“It’s possible taking vitamin B-12 too close to bedtime can make it more difficult to sleep, since it plays a role in energy production,” says Blatner. Although research is mixed on how much it may impact sleep, the vitamin can potentially have a negative effect. According to the Mayo Clinic, if you have a vitamin B-12 deficiency and are taking higher doses, you could experience side effects such as headaches, dizziness, nausea/vomiting, or anxiety, which would impact sleep. So to be on the safe side, you may want to take your B-12 earlier in the day.
Too Much Water (Or Other Drinks) Too Close To Bedtime
Although drinking water throughout the day is very healthy, try not to drink it too close to bedtime. “Getting up in the middle of the night to go to the bathroom is a common sleep disruptor,” says Blatner. “Stay hydrated all throughout the day instead of chugging water too close to bedtime.”

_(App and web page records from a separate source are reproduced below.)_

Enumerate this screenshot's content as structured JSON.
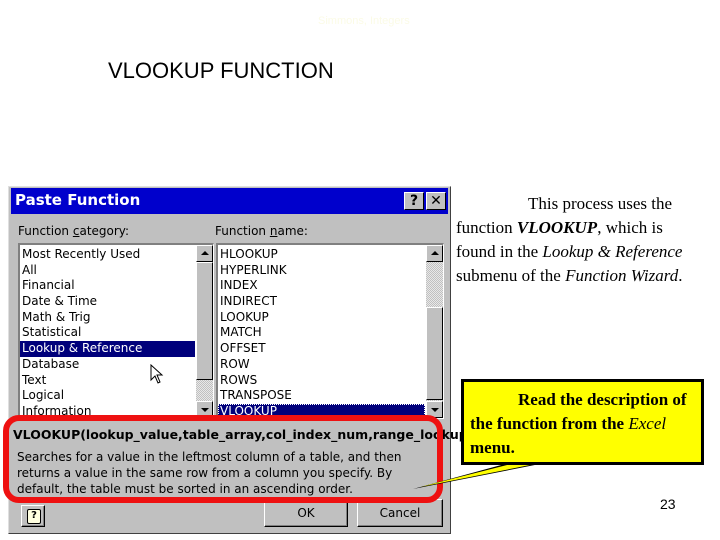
{
  "slide": {
    "header_ghost": "Simmons, Integers",
    "title": "VLOOKUP FUNCTION",
    "page_number": "23"
  },
  "dialog": {
    "title": "Paste Function",
    "help_button": "?",
    "close_button": "✕",
    "category_label_pre": "Function ",
    "category_label_u": "c",
    "category_label_post": "ategory:",
    "name_label_pre": "Function ",
    "name_label_u": "n",
    "name_label_post": "ame:",
    "categories": [
      {
        "label": "Most Recently Used",
        "selected": false
      },
      {
        "label": "All",
        "selected": false
      },
      {
        "label": "Financial",
        "selected": false
      },
      {
        "label": "Date & Time",
        "selected": false
      },
      {
        "label": "Math & Trig",
        "selected": false
      },
      {
        "label": "Statistical",
        "selected": false
      },
      {
        "label": "Lookup & Reference",
        "selected": true
      },
      {
        "label": "Database",
        "selected": false
      },
      {
        "label": "Text",
        "selected": false
      },
      {
        "label": "Logical",
        "selected": false
      },
      {
        "label": "Information",
        "selected": false
      }
    ],
    "functions": [
      {
        "label": "HLOOKUP",
        "selected": false
      },
      {
        "label": "HYPERLINK",
        "selected": false
      },
      {
        "label": "INDEX",
        "selected": false
      },
      {
        "label": "INDIRECT",
        "selected": false
      },
      {
        "label": "LOOKUP",
        "selected": false
      },
      {
        "label": "MATCH",
        "selected": false
      },
      {
        "label": "OFFSET",
        "selected": false
      },
      {
        "label": "ROW",
        "selected": false
      },
      {
        "label": "ROWS",
        "selected": false
      },
      {
        "label": "TRANSPOSE",
        "selected": false
      },
      {
        "label": "VLOOKUP",
        "selected": true
      }
    ],
    "syntax": "VLOOKUP(lookup_value,table_array,col_index_num,range_lookup)",
    "description": "Searches for a value in the leftmost column of a table, and then returns a value in the same row from a column you specify. By default, the table must be sorted in an ascending order.",
    "help_icon": "?",
    "ok_label": "OK",
    "cancel_label": "Cancel"
  },
  "info_text": {
    "p1": "This process uses the function ",
    "fn": "VLOOKUP",
    "p2": ", which is found in the ",
    "submenu": "Lookup & Reference",
    "p3": " submenu of the ",
    "wizard": "Function Wizard",
    "p4": "."
  },
  "callout": {
    "p1": "Read the description of the function from the ",
    "app": "Excel",
    "p2": " menu."
  },
  "colors": {
    "title_bar": "#0000cc",
    "selection": "#00007b",
    "highlight_ring": "#ee1111",
    "callout_bg": "#ffff00"
  }
}
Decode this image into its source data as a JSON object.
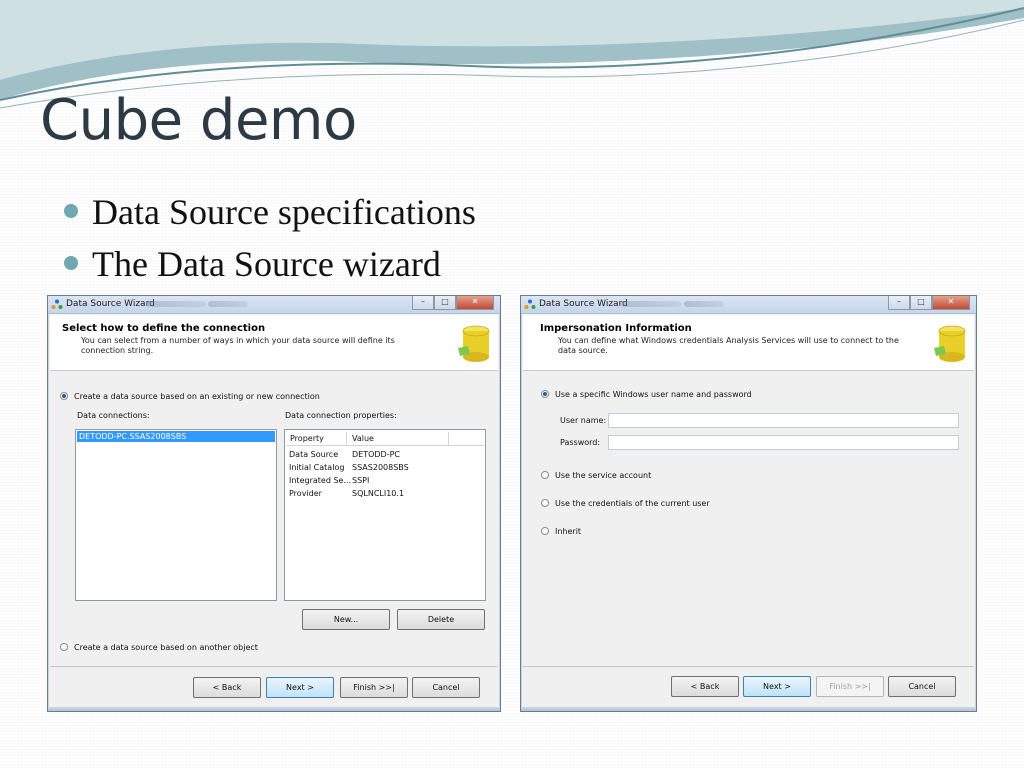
{
  "slide": {
    "title": "Cube demo",
    "bullets": [
      "Data Source specifications",
      "The Data Source wizard"
    ]
  },
  "colors": {
    "accent": "#6fa8b0",
    "selection": "#3399ff",
    "title_text": "#2c3a45"
  },
  "wizard_left": {
    "window_title": "Data Source Wizard",
    "header_title": "Select how to define the connection",
    "header_desc": "You can select from a number of ways in which your data source will define its connection string.",
    "header_icon": "database-icon",
    "option_existing": "Create a data source based on an existing or new connection",
    "connections_label": "Data connections:",
    "selected_connection": "DETODD-PC.SSAS2008SBS",
    "properties_label": "Data connection properties:",
    "prop_columns": [
      "Property",
      "Value"
    ],
    "properties": [
      {
        "name": "Data Source",
        "value": "DETODD-PC"
      },
      {
        "name": "Initial Catalog",
        "value": "SSAS2008SBS"
      },
      {
        "name": "Integrated Se...",
        "value": "SSPI"
      },
      {
        "name": "Provider",
        "value": "SQLNCLI10.1"
      }
    ],
    "new_button": "New...",
    "delete_button": "Delete",
    "option_other": "Create a data source based on another object",
    "back_button": "< Back",
    "next_button": "Next >",
    "finish_button": "Finish >>|",
    "cancel_button": "Cancel"
  },
  "wizard_right": {
    "window_title": "Data Source Wizard",
    "header_title": "Impersonation Information",
    "header_desc": "You can define what Windows credentials Analysis Services will use to connect to the data source.",
    "header_icon": "database-icon",
    "option_specific": "Use a specific Windows user name and password",
    "username_label": "User name:",
    "username_value": "",
    "password_label": "Password:",
    "password_value": "",
    "option_service": "Use the service account",
    "option_current": "Use the credentials of the current user",
    "option_inherit": "Inherit",
    "back_button": "< Back",
    "next_button": "Next >",
    "finish_button": "Finish >>|",
    "cancel_button": "Cancel"
  }
}
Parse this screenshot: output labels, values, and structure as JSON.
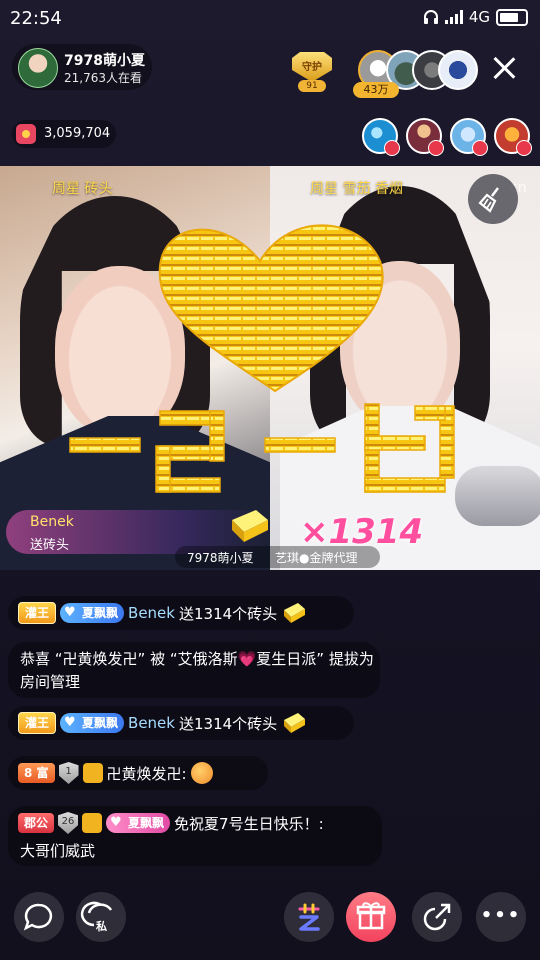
{
  "status_bar": {
    "time": "22:54",
    "network": "4G",
    "signal_icon": "signal-icon",
    "headphone_icon": "headphone-icon",
    "battery_level": 0.9
  },
  "header": {
    "host_name": "7978萌小夏",
    "viewers": "21,763人在看",
    "guard_label": "守护",
    "guard_count": "91",
    "fan_count": "43万",
    "coins": "3,059,704"
  },
  "video": {
    "left_label": "周星  砖头",
    "right_label": "周星 雪茄 香烟",
    "watermark": "cn",
    "gift_banner": {
      "user": "Benek",
      "desc": "送砖头",
      "multiplier": "×1314"
    },
    "caption": {
      "host": "7978萌小夏",
      "agent": "艺琪●金牌代理"
    }
  },
  "chat": [
    {
      "level_tag": "灌王",
      "fan_badge": "夏飘飘",
      "user": "Benek",
      "text": "送1314个砖头"
    },
    {
      "text": "恭喜 “卍黄焕发卍” 被 “艾俄洛斯💗夏生日派” 提拔为房间管理"
    },
    {
      "level_tag": "灌王",
      "fan_badge": "夏飘飘",
      "user": "Benek",
      "text": "送1314个砖头"
    },
    {
      "level_tag": "8 富",
      "guard_level": "1",
      "user": "卍黄焕发卍:",
      "text": ""
    },
    {
      "level_tag": "郡公",
      "guard_level": "26",
      "fan_badge": "夏飘飘",
      "text": "免祝夏7号生日快乐！:",
      "text2": "大哥们威武"
    }
  ],
  "bottom_bar": {
    "private_label": "私",
    "more_label": "•••"
  },
  "colors": {
    "accent_pink": "#ff4f9e",
    "gift_button": "#f2435e",
    "gold": "#ffd44a",
    "chat_blue": "#a9dcff"
  }
}
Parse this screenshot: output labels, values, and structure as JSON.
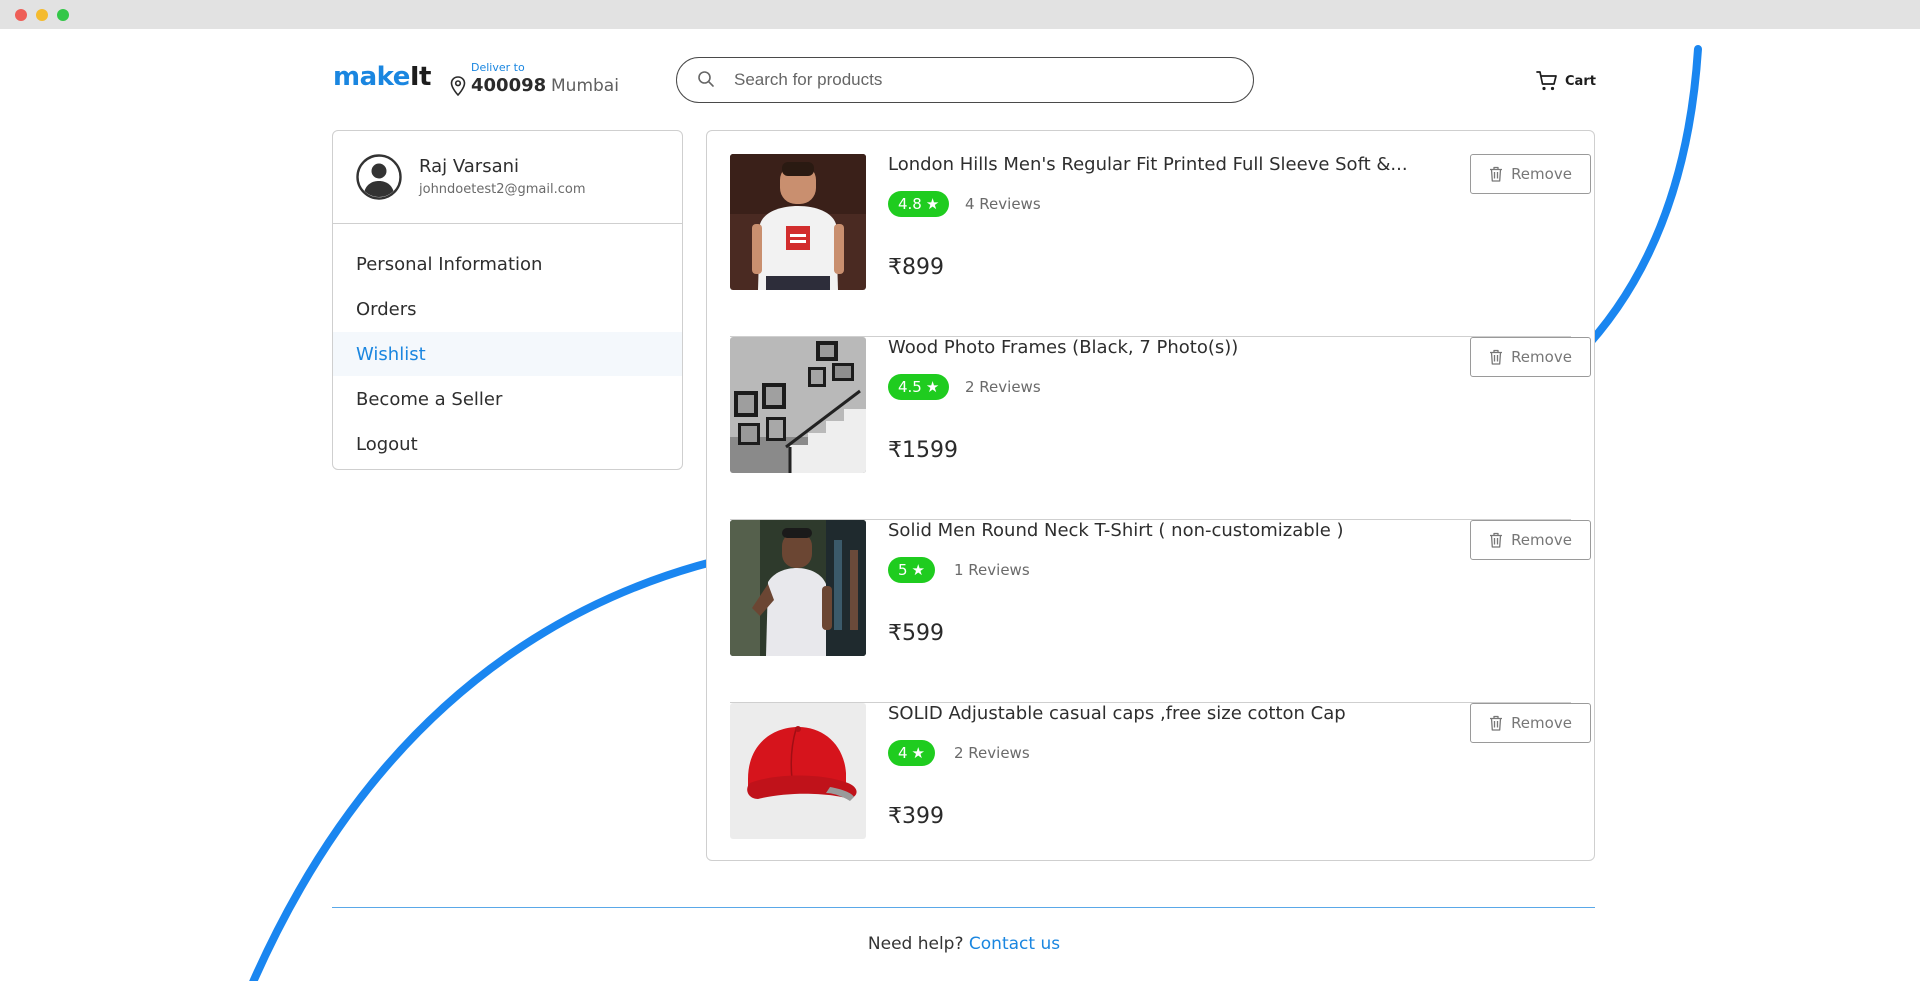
{
  "header": {
    "logo_make": "make",
    "logo_it": "It",
    "deliver_label": "Deliver to",
    "pincode": "400098",
    "city": "Mumbai",
    "search_placeholder": "Search for products",
    "cart_label": "Cart"
  },
  "profile": {
    "name": "Raj Varsani",
    "email": "johndoetest2@gmail.com"
  },
  "menu": {
    "items": [
      {
        "label": "Personal Information",
        "active": false
      },
      {
        "label": "Orders",
        "active": false
      },
      {
        "label": "Wishlist",
        "active": true
      },
      {
        "label": "Become a Seller",
        "active": false
      },
      {
        "label": "Logout",
        "active": false
      }
    ]
  },
  "wishlist": {
    "remove_label": "Remove",
    "items": [
      {
        "title": "London Hills Men's Regular Fit Printed Full Sleeve Soft &...",
        "rating": "4.8",
        "reviews": "4 Reviews",
        "price": "₹899",
        "image": "white-tshirt-man"
      },
      {
        "title": "Wood Photo Frames (Black, 7 Photo(s))",
        "rating": "4.5",
        "reviews": "2 Reviews",
        "price": "₹1599",
        "image": "photo-frames-staircase"
      },
      {
        "title": "Solid Men Round Neck T-Shirt ( non-customizable )",
        "rating": "5",
        "reviews": "1 Reviews",
        "price": "₹599",
        "image": "white-tee-man-standing"
      },
      {
        "title": "SOLID Adjustable casual caps ,free size cotton Cap",
        "rating": "4",
        "reviews": "2 Reviews",
        "price": "₹399",
        "image": "red-cap"
      }
    ]
  },
  "footer": {
    "help_text": "Need help?",
    "contact_label": "Contact us"
  },
  "colors": {
    "accent": "#1a86e0",
    "rating_badge": "#1fcc1f",
    "arc": "#1a86f0"
  }
}
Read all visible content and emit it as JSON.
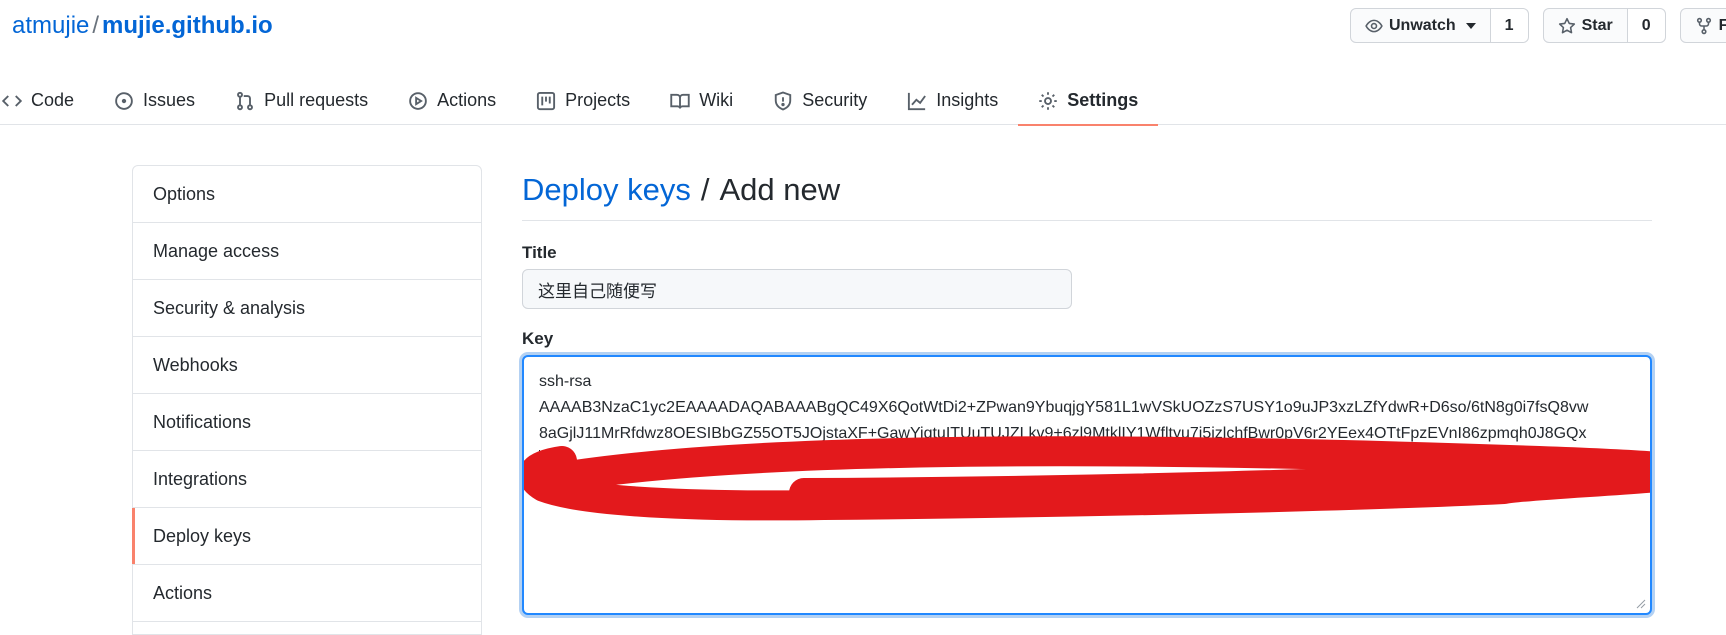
{
  "repo": {
    "owner": "atmujie",
    "separator": "/",
    "name": "mujie.github.io"
  },
  "actions": {
    "watch_label": "Unwatch",
    "watch_count": "1",
    "star_label": "Star",
    "star_count": "0",
    "fork_label": "Fo"
  },
  "tabs": [
    {
      "label": "Code",
      "icon": "code-icon"
    },
    {
      "label": "Issues",
      "icon": "issue-icon"
    },
    {
      "label": "Pull requests",
      "icon": "pull-request-icon"
    },
    {
      "label": "Actions",
      "icon": "play-icon"
    },
    {
      "label": "Projects",
      "icon": "project-icon"
    },
    {
      "label": "Wiki",
      "icon": "book-icon"
    },
    {
      "label": "Security",
      "icon": "shield-icon"
    },
    {
      "label": "Insights",
      "icon": "graph-icon"
    },
    {
      "label": "Settings",
      "icon": "gear-icon",
      "active": true
    }
  ],
  "sidebar": {
    "items": [
      {
        "label": "Options"
      },
      {
        "label": "Manage access"
      },
      {
        "label": "Security & analysis"
      },
      {
        "label": "Webhooks"
      },
      {
        "label": "Notifications"
      },
      {
        "label": "Integrations"
      },
      {
        "label": "Deploy keys",
        "selected": true
      },
      {
        "label": "Actions"
      }
    ]
  },
  "page": {
    "breadcrumb": "Deploy keys",
    "separator": "/",
    "heading": "Add new"
  },
  "form": {
    "title_label": "Title",
    "title_value": "这里自己随便写",
    "key_label": "Key",
    "key_value": "ssh-rsa\nAAAAB3NzaC1yc2EAAAADAQABAAABgQC49X6QotWtDi2+ZPwan9YbuqjgY581L1wVSkUOZzS7USY1o9uJP3xzLZfYdwR+D6so/6tN8g0i7fsQ8vw\n8aGjlJ11MrRfdwz8OESIBbGZ55OT5JOjstaXF+GawYigtuITUuTUJZLkv9+6zl9MtklIY1Wfltyu7j5izlchfBwr0pV6r2YEex4OTtFpzEVnI86zpmqh0J8GQx\n"
  },
  "colors": {
    "link": "#0366d6",
    "active_tab_underline": "#f9826c",
    "focus_border": "#2188ff",
    "redaction": "#e3191c"
  }
}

The Cleveland Clinic suggests not drinking water (or anything) at least two hours before bed. If you have to, like with a medication, they recommend small sips and no more than eight ounces. Blatner adds that if you do drink something before bed (not right before), you may want to add some kava kava — a plant native to the South Pacific Islands long used to promote relaxation — to some hot water or herbal tea to get you in sleep mode.